“I don’t look at how much money people have given me,” Hobson, who is retiring at the end of this year, told the Dispatch. “I don’t care who gives me money. If we don’t think (an earmark) is good, we won’t do it. At some point you have to say to yourself, ‘Do I trust the person in this office to do the right thing and stand up and say no at the right time?’ People shouldn’t have voted for me if they thought I could be bought.”
Earmarks come in countless varieties. Job training programs, grants to police departments, improvements to military bases, renovations to historical buildings and research grants for home-district colleges are just a few. They help pay for food banks and child care centers, sewer systems, roads and bridges, and equipment purchased by the Pentagon.
The most commonly accepted definition of an earmark is a specific project, contract or grant not requested by the President but inserted into one of the annual spending bills. Many of those bills often get consolidated into one.

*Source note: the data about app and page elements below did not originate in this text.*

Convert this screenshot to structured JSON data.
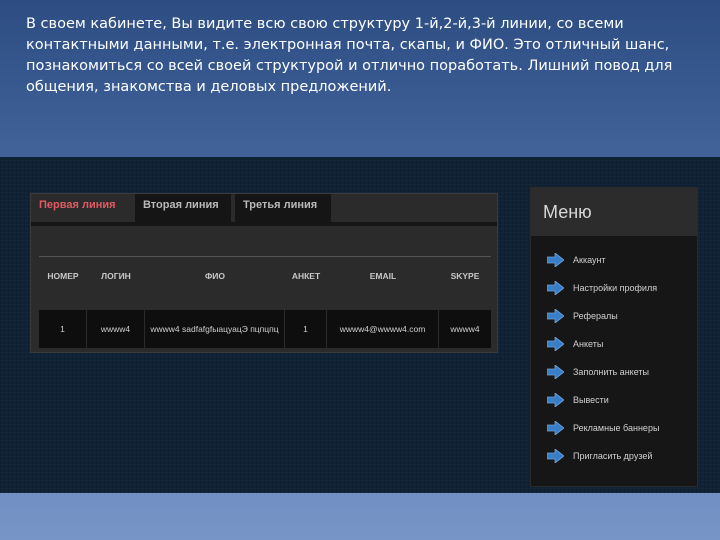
{
  "intro": {
    "lines": [
      "В своем кабинете, Вы видите всю свою структуру 1-й,2-й,3-й линии, со всеми",
      "контактными данными, т.е. электронная почта, скапы, и ФИО. Это отличный шанс,",
      "познакомиться со всей своей структурой и отлично поработать. Лишний повод для",
      "общения, знакомства и деловых предложений."
    ]
  },
  "tabs": [
    "Первая линия",
    "Вторая линия",
    "Третья линия"
  ],
  "table": {
    "columns": [
      "НОМЕР",
      "ЛОГИН",
      "ФИО",
      "АНКЕТ",
      "EMAIL",
      "SKYPE"
    ],
    "rows": [
      [
        "1",
        "wwww4",
        "wwww4 sadfafgfыацуацЭ пцпцпц",
        "1",
        "wwww4@wwww4.com",
        "wwww4"
      ]
    ]
  },
  "menu": {
    "title": "Меню",
    "items": [
      "Аккаунт",
      "Настройки профиля",
      "Рефералы",
      "Анкеты",
      "Заполнить анкеты",
      "Вывести",
      "Рекламные баннеры",
      "Пригласить друзей"
    ]
  },
  "colors": {
    "accent": "#e05a63",
    "arrow": "#3a7ec8"
  }
}
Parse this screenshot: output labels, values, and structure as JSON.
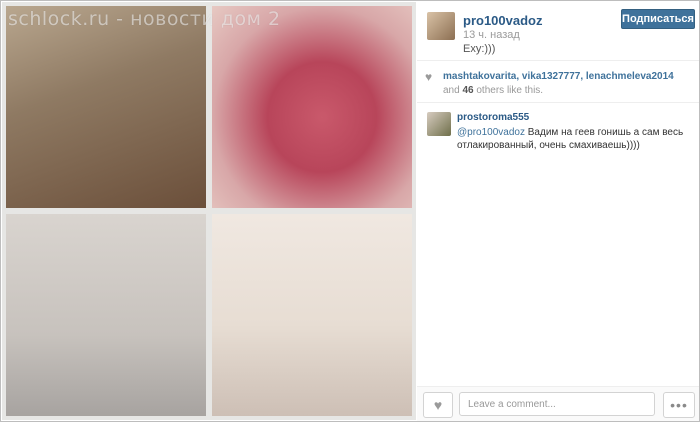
{
  "watermark": "schlock.ru - новости дом 2",
  "post": {
    "username": "pro100vadoz",
    "time": "13 ч. назад",
    "caption": "Exy:)))",
    "follow_label": "Подписаться"
  },
  "likes": {
    "names": "mashtakovarita, vika1327777, lenachmeleva2014",
    "and_text": " and ",
    "count": "46",
    "suffix": " others like this."
  },
  "comment": {
    "username": "prostoroma555",
    "mention": "@pro100vadoz",
    "text": " Вадим на геев гонишь а сам весь отлакированный, очень смахиваешь))))"
  },
  "footer": {
    "comment_placeholder": "Leave a comment...",
    "more_label": "•••"
  },
  "icons": {
    "heart": "heart-icon",
    "more": "ellipsis-icon"
  }
}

Earmarks can do a lot of good. About 30,000 victims of leukemia and other blood diseases have received lifesaving bone marrow transplants through a donor registry program that Rep. C.W. Bill Young, R-Fla., started through an earmark more than 20 years ago.
But Congress has been rocked in recent years by revelations of wasteful earmarks such as the $223 million “bridge to nowhere” in Alaska that was supposed to connect an island with a population of just 50 or so to the mainland. It was never built.
Rep. Jim Walsh, R-N.Y., contrasts today’s earmarking culture to what existed before. Most of the pet projects went to a small clique of spending barons headed by Appropriations chairmen like the late Rep. Jamie Whitten, D-Miss., who used to call up Cabinet officials to order up earmarks.
“We democratized it,” Walsh said. “We basically said, ‘We’re going to make this available to all the members.’”
But demand for earmarks skyrocketed, and more and more lobbying firms sought to buy in.
Bush’s battle against earmarks began in earnest only after Democrats retook control of Congress last year. Now, rather than deal with him, Democrats seek to deliver an earmark-laden, catchall spending bill to his successor early next year. McCain has already promised a veto. Obama has said he would force cuts.
Democrats say they are cutting earmarks by more than 40 percent below the 2006 budget bills passed when Republicans ran Congress. As important, they say, are House and Senate reforms requiring sponsors of earmarks to disclose them. That’s made it easier for watchdog groups, reporters and the public to track the flow of lobbying influence and money.
Things may be changing. This year, freshman Rep. Kirsten Gillibrand, D-N.Y., gave back about $14,000 in contributions from people who had requested earmarks. Rep. Mike Simpson, R-Idaho, told the AP that starting next year he’s going to stop asking for earmarks benefiting private companies.
Few, however, expect the pay-to-play system to shut down.